In a New York Times story in 2017 about tensions that arise when ultra-Orthodox Jews move beyond New York City, Jersey City Mayor Steven Fulop said that while his city took pride in its diversity there had been concerns about “very aggressive solicitation."

“They literally go door to door and can be very pushy trying to purchase someone’s house,” Fulop said at the time. “It’s not the best way to endear yourself to the community, and there’s been a lot of pushback.” The Times story also noted that Fulop is a graduate of yeshivas and a grandson of Holocaust survivors.

Fulop on Tuesday called on Terrell-Paige to resign. He said he is “saddened by the ignorance," and added,“Her comments don’t represent Jersey City or the sentiment in the community at all.
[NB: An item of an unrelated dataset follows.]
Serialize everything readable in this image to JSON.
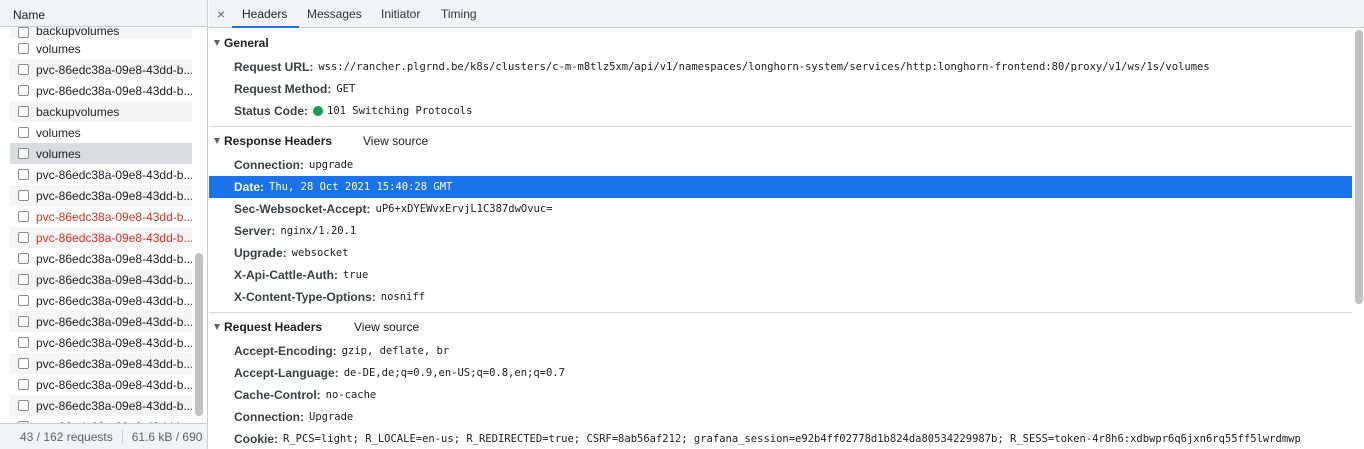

The African American community in Greenville has been nothing short of amazing over the last week helping neighbors.”

Gov. Murphy also said on Tuesday that Terrell-Paige should step down from the school board, declaring on Twitter, “We will not let anti-Semitism and hate go unchallenged in our communities.”

Jersey City Board of Education President Sudhan Thomas told NBC News in a statement Wednesday morning that Terrell-Paige’s comments do “not reflect” the board’s “outlook or value system.”

“We are in active communication with the Rabbi of Beth-El and other Jewish Community leaders to bring about some immediate term anti-bias and sensitivity training,” Thomas wrote.

Terrell-Page was asked by Politico if she regretted the comments, and she responded, “No, I don’t.”